In 2011, research was done is showing that in nearly 40% of divorce cases one or both express a desire for reconciliation. In 10% of cases, both spouses are expressing an interest in reconciliation. How does this comport with the overreaching assumption that by the time the couple files for divorce, the marriage is already dead? It clearly doesn’t yet this wrongheaded assumption is pervasive.

For goodness sake – we know marriage is good for people, good for society, and good for kids. The Second Chances Act is an exciting proposal that makes the following recommendations:

a waiting period of one year before the divorce;
high-quality education about the option of reconciliation From the article, “Doherty and Sears suggest that a one-year waiting period, combined with a parenting education class that puts interested couples in touch with reconciliation resources, should have an even bigger impact than waiting periods alone.”

The genesis of the Second Chances Act was Minnesota Judge Bruce Peterson’s observation that at least some of the people he was seeing in his court looked like they needed a “rest stop” on the “divorce superhighway.” “When Judge Peterson looked at his own court system, widely acknowledged as a progressive one,” Sears and Doherty write, “he saw attempts to meet nearly every need of divorcing couples—legal and financial assistance, protection orders, parenting education, and more—except for reconciliation.”
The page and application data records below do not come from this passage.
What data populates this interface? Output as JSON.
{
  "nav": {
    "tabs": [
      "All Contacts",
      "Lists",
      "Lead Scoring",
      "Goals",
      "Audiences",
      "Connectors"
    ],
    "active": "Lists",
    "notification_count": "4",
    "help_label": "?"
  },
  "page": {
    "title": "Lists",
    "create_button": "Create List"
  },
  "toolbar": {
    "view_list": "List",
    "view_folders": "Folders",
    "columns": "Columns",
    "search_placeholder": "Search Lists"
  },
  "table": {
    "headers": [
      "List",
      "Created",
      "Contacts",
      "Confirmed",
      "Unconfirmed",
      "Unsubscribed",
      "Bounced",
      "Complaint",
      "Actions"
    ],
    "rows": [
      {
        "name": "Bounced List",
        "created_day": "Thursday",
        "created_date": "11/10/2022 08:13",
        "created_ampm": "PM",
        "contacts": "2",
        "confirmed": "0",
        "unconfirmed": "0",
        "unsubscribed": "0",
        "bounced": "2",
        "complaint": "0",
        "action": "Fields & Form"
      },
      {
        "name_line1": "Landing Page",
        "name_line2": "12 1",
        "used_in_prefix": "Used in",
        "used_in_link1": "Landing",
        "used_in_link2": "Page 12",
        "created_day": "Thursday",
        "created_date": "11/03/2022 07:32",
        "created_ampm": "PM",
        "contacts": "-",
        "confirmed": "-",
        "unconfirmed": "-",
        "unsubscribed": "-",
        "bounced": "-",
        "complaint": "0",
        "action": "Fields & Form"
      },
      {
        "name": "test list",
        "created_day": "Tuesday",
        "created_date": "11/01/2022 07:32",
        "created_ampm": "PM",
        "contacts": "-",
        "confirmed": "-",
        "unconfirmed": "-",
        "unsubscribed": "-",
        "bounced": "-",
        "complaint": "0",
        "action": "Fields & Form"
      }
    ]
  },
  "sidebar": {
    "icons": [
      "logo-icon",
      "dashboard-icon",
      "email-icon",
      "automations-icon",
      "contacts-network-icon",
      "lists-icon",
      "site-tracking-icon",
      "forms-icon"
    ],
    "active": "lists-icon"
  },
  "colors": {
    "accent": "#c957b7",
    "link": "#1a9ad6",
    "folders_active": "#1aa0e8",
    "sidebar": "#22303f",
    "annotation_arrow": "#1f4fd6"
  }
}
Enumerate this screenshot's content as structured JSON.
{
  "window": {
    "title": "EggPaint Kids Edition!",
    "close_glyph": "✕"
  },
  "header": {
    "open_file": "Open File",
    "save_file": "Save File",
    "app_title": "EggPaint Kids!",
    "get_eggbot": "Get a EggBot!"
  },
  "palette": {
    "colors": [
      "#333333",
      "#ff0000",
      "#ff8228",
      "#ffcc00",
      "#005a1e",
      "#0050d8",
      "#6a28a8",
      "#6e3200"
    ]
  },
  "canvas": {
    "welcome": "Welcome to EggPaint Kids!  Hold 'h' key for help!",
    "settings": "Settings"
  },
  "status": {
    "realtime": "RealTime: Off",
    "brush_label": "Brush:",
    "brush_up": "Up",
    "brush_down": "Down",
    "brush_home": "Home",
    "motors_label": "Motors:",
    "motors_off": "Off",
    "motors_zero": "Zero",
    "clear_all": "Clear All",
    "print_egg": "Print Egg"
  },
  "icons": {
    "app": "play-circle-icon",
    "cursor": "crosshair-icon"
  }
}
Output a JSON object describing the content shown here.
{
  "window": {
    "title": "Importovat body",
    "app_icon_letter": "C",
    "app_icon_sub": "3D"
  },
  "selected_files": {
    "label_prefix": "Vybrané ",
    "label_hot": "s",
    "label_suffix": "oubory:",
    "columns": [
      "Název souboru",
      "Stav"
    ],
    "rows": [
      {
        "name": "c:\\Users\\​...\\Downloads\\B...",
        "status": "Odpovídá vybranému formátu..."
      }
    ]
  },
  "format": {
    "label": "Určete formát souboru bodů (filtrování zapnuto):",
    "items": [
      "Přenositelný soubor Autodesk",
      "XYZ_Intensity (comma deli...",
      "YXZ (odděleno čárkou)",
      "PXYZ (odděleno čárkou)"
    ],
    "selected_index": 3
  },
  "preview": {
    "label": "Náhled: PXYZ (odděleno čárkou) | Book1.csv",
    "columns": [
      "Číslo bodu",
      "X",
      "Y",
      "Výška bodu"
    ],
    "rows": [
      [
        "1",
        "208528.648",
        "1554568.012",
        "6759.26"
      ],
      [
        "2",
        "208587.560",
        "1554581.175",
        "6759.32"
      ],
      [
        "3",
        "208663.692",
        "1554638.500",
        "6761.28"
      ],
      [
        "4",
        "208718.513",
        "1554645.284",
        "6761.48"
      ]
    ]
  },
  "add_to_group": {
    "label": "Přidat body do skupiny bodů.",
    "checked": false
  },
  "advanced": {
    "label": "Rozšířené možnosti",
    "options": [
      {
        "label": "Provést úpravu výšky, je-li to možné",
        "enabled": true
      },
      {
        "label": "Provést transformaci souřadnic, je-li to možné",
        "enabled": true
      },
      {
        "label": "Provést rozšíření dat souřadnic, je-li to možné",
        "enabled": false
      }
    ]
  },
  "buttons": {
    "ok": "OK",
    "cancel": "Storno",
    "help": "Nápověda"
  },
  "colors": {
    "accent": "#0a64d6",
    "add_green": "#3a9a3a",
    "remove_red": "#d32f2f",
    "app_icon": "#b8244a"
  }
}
A lower divorce rate would certainly benefit children. And society is concerned with children’s well-being…remember the best interest of the child? This study came out in 2011. Since that time, I personally have not heard many discussions about this Proposal whether in the media or in state legislatures, in legal circles, or even my local Bar Association. I put it out there for reading because people who are considering divorce need to know about it.